[embed]https://www.youtube.com/watch?v=2J5wTsYAh94[/embed] Taking a stab at the Canadian fur trade, Discovery Canada’s first scripted television series attempts to mix education with entertainment while exploring the bloody and violent past that made the Hudson’s Bay Company what it is today.
Frontier is based in the 1700s and follows Declan Harp (Jason Momoa), a Cree-Irish man who turned to violent measures against the Hudson’s Bay Company when they started trading on “disputed land”.
“It is your traditional action-adventure drama. There are turns and twists. There are characters in jeopardy who are rescued. It has the elements of traditional gripping drama that if it doesn’t take you to the edge of your seat, then it certainly engaged and gripped a part of what is going on,” said John Doyle, television critic for the Globe and Mail.
The show has finished airing its six-episode season, but even after episode one Doyle believed the show had potential. “I think it already is a success. I think it’s done well with viewers in Canada. It got pretty good, positive attention”. With more than half a million viewers on premiere night, Doyle’s statements hold true.
The show appears to be educational through its airing on Discovery, a channel known for its educational content, and its integration of historical dates and setting. However, Frontier may not be as historically accurate as it appears and falls short in terms of its educational value.
Dr. Patricia McCormack, who has a doctorate in anthropology, is a retired professor from the University of Alberta. Her research while part of the faculty of native studies was focused in northern Canadian fur trade. She has also worked as a curator of ethnology at the Royal Museum of Alberta. McCormack says that Frontier does not adhere to the facts of the time in which the story is set.
“You can look at this as a frontier-related drama, but it has little to do with the realities of Canadian history of the fur trade. Yet again we have a T.V. program that purports to be based in facts of Canadian history and yet distorts them, plays on stereotypes, and genuinely misrepresents things,” McCormack said.
From costumes and setting to relations among the First Nations and the English, there are many historical misrepresentations as noted by McCormack.

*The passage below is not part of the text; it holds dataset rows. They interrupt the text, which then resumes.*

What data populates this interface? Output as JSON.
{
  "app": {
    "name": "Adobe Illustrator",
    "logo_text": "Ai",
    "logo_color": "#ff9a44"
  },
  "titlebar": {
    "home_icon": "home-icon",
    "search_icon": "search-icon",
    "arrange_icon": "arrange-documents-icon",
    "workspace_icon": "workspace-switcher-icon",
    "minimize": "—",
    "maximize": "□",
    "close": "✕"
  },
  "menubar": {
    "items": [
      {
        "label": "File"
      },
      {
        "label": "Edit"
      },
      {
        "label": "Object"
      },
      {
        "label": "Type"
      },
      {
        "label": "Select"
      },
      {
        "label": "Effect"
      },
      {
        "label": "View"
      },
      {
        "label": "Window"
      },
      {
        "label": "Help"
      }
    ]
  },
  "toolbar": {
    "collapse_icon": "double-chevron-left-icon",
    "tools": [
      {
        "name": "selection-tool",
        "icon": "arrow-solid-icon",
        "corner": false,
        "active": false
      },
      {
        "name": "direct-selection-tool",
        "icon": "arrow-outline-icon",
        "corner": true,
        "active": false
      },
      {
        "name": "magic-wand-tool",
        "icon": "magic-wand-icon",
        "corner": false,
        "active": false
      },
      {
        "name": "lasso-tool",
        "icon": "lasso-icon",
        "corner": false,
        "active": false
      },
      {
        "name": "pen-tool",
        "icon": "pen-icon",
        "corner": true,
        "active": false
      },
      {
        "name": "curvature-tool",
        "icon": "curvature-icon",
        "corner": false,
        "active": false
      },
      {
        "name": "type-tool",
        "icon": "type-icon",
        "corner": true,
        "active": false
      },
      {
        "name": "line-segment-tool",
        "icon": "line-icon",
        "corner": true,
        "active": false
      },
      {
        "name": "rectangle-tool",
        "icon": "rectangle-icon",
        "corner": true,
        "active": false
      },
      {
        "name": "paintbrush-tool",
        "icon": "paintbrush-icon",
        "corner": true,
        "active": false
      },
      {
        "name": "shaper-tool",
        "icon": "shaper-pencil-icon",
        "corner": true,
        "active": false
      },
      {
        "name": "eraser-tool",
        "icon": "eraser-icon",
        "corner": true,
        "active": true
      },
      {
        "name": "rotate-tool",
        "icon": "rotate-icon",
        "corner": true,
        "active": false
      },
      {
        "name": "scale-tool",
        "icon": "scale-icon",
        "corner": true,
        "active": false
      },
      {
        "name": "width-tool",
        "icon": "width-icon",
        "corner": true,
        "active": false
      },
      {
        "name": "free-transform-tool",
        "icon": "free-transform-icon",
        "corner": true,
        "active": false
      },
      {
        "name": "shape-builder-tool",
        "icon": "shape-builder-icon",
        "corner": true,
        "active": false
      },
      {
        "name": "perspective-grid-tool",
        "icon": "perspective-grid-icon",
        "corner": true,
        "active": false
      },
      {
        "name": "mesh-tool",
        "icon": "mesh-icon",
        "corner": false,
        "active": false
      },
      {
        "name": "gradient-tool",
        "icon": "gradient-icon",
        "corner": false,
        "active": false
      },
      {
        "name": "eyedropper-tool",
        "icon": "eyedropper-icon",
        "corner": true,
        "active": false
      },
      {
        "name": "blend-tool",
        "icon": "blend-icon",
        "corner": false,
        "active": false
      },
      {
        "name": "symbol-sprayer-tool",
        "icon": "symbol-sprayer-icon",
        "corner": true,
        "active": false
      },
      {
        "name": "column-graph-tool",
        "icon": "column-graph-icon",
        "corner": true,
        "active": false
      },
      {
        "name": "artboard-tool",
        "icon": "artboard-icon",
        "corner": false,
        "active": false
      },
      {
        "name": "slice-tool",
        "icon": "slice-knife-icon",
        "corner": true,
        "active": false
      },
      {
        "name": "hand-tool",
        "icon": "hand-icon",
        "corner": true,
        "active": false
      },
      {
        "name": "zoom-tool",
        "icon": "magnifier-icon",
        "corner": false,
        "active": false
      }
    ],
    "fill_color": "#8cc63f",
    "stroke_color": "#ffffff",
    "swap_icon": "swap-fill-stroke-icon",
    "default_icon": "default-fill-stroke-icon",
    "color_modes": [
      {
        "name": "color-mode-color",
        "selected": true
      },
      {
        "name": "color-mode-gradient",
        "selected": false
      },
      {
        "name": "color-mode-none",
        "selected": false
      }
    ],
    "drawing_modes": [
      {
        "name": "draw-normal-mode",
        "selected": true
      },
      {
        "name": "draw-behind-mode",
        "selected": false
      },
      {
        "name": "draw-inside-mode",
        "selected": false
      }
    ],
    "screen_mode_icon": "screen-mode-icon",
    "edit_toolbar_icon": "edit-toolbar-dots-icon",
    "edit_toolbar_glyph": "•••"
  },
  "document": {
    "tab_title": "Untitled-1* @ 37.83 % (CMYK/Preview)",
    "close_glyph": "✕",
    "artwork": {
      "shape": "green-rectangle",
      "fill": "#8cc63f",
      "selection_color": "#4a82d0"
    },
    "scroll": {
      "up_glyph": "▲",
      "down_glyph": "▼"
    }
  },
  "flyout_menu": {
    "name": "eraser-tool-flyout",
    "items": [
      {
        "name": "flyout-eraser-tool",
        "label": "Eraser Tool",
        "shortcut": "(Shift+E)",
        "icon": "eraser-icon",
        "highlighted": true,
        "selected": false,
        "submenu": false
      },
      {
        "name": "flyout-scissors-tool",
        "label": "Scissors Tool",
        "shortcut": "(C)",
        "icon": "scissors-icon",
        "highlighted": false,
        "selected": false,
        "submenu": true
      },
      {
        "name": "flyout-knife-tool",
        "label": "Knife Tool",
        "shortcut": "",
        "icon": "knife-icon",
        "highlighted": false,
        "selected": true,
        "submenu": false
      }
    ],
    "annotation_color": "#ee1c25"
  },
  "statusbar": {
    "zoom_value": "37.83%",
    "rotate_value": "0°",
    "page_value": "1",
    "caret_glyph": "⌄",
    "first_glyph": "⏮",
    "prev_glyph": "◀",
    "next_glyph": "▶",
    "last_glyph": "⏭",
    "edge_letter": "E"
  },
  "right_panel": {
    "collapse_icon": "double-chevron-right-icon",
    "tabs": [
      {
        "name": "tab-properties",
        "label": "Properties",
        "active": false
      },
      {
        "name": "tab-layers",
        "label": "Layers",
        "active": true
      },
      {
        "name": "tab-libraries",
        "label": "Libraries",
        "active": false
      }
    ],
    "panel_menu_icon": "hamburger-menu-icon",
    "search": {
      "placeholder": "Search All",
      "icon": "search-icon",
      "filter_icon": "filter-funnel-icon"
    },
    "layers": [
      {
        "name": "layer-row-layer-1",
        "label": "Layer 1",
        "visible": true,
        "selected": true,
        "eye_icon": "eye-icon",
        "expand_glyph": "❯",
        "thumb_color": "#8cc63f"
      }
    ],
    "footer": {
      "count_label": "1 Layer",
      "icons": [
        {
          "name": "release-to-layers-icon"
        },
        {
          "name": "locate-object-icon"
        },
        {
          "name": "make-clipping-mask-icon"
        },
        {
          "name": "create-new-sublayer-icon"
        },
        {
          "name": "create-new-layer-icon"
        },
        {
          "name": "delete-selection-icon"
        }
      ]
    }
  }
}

The violence in the show is gratuitous, and the violent killing of Declan Harp’s family that spurred his savagery against the British and the Hudson's Bay Company is unlikely to have ever happened in history.
“It’s hard to understand what the backstory is there because the HBC did not go out normally and kill families of native people. They relied on Native people to provide furs for them, and they did their best to maintain some harmony, ” said McCormack.
However, Declan Harps role does provide the story to what would otherwise be a non-fiction documentary. An imaginative backstory is necessary to bring in the element of drama.
Another major flaw, as mentioned by McCormack, is the presence of English soldiers and lords on the frontier. There was never a reason for them to be there, and the only people that travelled to Canada at the time were fur traders from the HBC. Lord Benton would definitely never be bothered to travel to the land that made his fortune over in England.
One point of favour for Frontier, as Doyle mentioned, is the presence of strong female characters. Although the show succeeded in “beefing-up its female roles”, it is again a historical inaccuracy to assume that there were women around in the first-place.
“On the frontier, or what they are calling the frontier, there would have only been native women. There were not any English women in Hudson’s Bay, only English men. Native women in the fur trade usually had far different roles such as taking care of children and elders, “ said McCormack.
“Yet again we have a T.V. program that purports to be based in facts of Canadian history and yet distorts them, plays on stereotypes, and genuinely misrepresents things,” McCormack said.
Nevertheless, Frontier may spark interest to the historical period in general, and shift audience focus back on Canadian history. What it lacks in historical accuracy it makes up for by providing an international recognition of Canada’s media landscape.The show will be on Netflix, which means the show will attract a much larger, international audience.
Frontier will begin streaming on Netflix starting January 20.
This piece was edited by Luke Elisio, Film Editor of CanCulture.